What is objective pronoun example?
Object pronouns are those pronouns that receive the action in a sentence.
They are me, you, him, her, us, them, and whom.
Any noun receiving an action in the sentence, like these pronouns, is an object and is categorized as objective case..
What is an objective personal pronoun?
The objective personal pronouns are “me,” “you,” “him,” “her,” “it,” “us,” “them,” and “whom.” Objective personal pronouns are used when a pronoun is an object in sentence. There are three types of object: Direct Object. The direct object is the thing being acted on by the verb.
How do you teach possessive pronouns for beginners?
Students who come to this grammar point for the first time often already know “What’s your name?” “My name is…”, so a good way into possessive adjectives can be extending that to “What’s my/ his/ her/ its name?” and “What are our/ their names?” The most obvious and easiest way of drilling this is by students testing …
What are the 10 examples of pronoun?

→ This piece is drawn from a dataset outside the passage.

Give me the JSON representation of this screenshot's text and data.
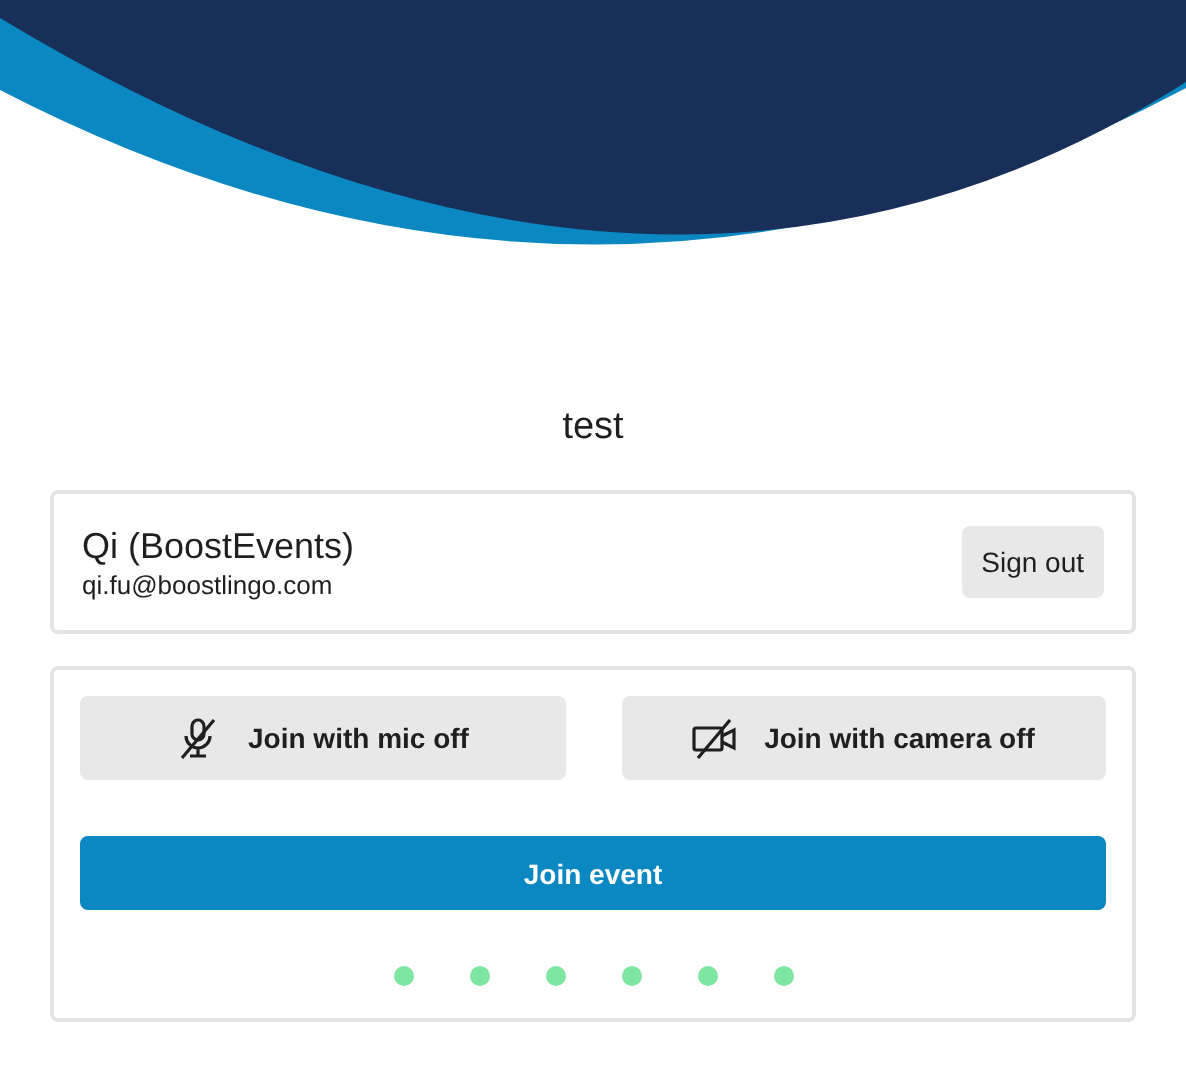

Pronouns are classified as personal (I, we, you, he, she, it, they), demonstrative (this, these, that, those), relative (who, which, that, as), indefinite (each, all, everyone, either, one, both, any, such, somebody), interrogative (who, which, what), reflexive (myself, herself), possessive (mine, yours, his, hers, …
What are objectives in grammar?
Updated March 30, 2018. In English grammar, objective case is the case of a pronoun when it functions as one of the following: the direct or indirect object of a verb or verbal. the object of a preposition. the subject of an infinitive.
How do you teach possessives?
Tell kids that possessive nouns show ownership. When a word ends with an apostrophe and an s, that person, place, or thing owns something. Explain that the singular or plural noun must first be written in its entirety. Then you add the possessive ending.
What is the meaning of possessive pronouns?
Possessive pronouns show that something belongs to someone. The possessive pronouns are my, our, your, his, her, its, and their. There’s also an “independent” form of each of these pronouns: mine, ours, yours, his, hers, its, and theirs. … Possessive pronouns simplify constructions that show possession of a noun.